Goal of the exercise:
Nothing in the records may be left out or reworded; return them exactly.

Dataset rows describing interfaces
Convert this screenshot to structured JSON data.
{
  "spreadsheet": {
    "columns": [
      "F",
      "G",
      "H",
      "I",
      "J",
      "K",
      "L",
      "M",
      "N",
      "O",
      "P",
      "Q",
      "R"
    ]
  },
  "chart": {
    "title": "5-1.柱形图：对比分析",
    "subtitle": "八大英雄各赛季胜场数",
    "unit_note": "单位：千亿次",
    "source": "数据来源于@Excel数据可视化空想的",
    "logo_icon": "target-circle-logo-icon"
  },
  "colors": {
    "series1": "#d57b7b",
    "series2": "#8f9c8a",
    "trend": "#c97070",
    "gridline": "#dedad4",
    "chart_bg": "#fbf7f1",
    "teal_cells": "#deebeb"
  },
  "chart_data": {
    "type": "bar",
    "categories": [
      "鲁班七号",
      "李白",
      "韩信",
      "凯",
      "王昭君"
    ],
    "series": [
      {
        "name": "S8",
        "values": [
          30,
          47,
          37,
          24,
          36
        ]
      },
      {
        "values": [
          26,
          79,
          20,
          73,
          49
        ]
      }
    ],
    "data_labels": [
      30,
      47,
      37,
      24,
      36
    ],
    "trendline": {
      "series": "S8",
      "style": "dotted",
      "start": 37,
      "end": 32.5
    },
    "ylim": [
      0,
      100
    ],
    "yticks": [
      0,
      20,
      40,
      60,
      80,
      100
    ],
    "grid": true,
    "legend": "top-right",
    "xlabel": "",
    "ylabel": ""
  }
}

Exercise solution:
Convert this screenshot to structured JSON data.
{
  "spreadsheet": {
    "columns": [
      "F",
      "G",
      "H",
      "I",
      "J",
      "K",
      "L",
      "M",
      "N",
      "O",
      "P",
      "Q",
      "R"
    ]
  },
  "chart": {
    "title": "5-1.柱形图：对比分析",
    "subtitle": "八大英雄各赛季胜场数",
    "unit_note": "单位：千亿次",
    "source": "数据来源于@Excel数据可视化空想的",
    "logo_icon": "target-circle-logo-icon"
  },
  "colors": {
    "series1": "#d57b7b",
    "series2": "#8f9c8a",
    "trend": "#c97070",
    "gridline": "#dedad4",
    "chart_bg": "#fbf7f1",
    "teal_cells": "#deebeb"
  },
  "chart_data": {
    "type": "bar",
    "categories": [
      "鲁班七号",
      "李白",
      "韩信",
      "凯",
      "王昭君"
    ],
    "series": [
      {
        "name": "S8",
        "values": [
          30,
          47,
          37,
          24,
          36
        ]
      },
      {
        "values": [
          26,
          79,
          20,
          73,
          49
        ]
      }
    ],
    "data_labels": [
      30,
      47,
      37,
      24,
      36
    ],
    "trendline": {
      "series": "S8",
      "style": "dotted",
      "start": 37,
      "end": 32.5
    },
    "ylim": [
      0,
      100
    ],
    "yticks": [
      0,
      20,
      40,
      60,
      80,
      100
    ],
    "grid": true,
    "legend": "top-right",
    "xlabel": "",
    "ylabel": ""
  }
}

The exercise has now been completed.